Task directions:
Retype every entry below without altering anything.

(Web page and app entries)

╔══

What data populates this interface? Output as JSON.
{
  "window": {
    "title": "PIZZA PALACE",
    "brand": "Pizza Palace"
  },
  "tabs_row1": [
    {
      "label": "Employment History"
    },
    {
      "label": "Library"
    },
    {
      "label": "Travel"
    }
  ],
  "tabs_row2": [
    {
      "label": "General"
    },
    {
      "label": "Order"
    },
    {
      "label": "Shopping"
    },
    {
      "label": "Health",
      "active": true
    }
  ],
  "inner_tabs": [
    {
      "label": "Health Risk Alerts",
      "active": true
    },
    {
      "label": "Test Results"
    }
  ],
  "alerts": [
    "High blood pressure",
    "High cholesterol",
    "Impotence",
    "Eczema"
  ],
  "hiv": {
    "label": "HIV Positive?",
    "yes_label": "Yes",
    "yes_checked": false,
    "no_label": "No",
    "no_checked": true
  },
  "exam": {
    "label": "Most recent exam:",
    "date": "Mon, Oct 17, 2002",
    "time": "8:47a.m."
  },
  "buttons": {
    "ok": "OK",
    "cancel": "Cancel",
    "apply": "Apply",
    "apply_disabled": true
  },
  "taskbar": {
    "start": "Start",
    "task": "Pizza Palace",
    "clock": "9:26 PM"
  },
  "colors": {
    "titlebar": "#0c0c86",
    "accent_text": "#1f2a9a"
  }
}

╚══

Your response:
What data populates this interface? Output as JSON.
{
  "window": {
    "title": "PIZZA PALACE",
    "brand": "Pizza Palace"
  },
  "tabs_row1": [
    {
      "label": "Employment History"
    },
    {
      "label": "Library"
    },
    {
      "label": "Travel"
    }
  ],
  "tabs_row2": [
    {
      "label": "General"
    },
    {
      "label": "Order"
    },
    {
      "label": "Shopping"
    },
    {
      "label": "Health",
      "active": true
    }
  ],
  "inner_tabs": [
    {
      "label": "Health Risk Alerts",
      "active": true
    },
    {
      "label": "Test Results"
    }
  ],
  "alerts": [
    "High blood pressure",
    "High cholesterol",
    "Impotence",
    "Eczema"
  ],
  "hiv": {
    "label": "HIV Positive?",
    "yes_label": "Yes",
    "yes_checked": false,
    "no_label": "No",
    "no_checked": true
  },
  "exam": {
    "label": "Most recent exam:",
    "date": "Mon, Oct 17, 2002",
    "time": "8:47a.m."
  },
  "buttons": {
    "ok": "OK",
    "cancel": "Cancel",
    "apply": "Apply",
    "apply_disabled": true
  },
  "taskbar": {
    "start": "Start",
    "task": "Pizza Palace",
    "clock": "9:26 PM"
  },
  "colors": {
    "titlebar": "#0c0c86",
    "accent_text": "#1f2a9a"
  }
}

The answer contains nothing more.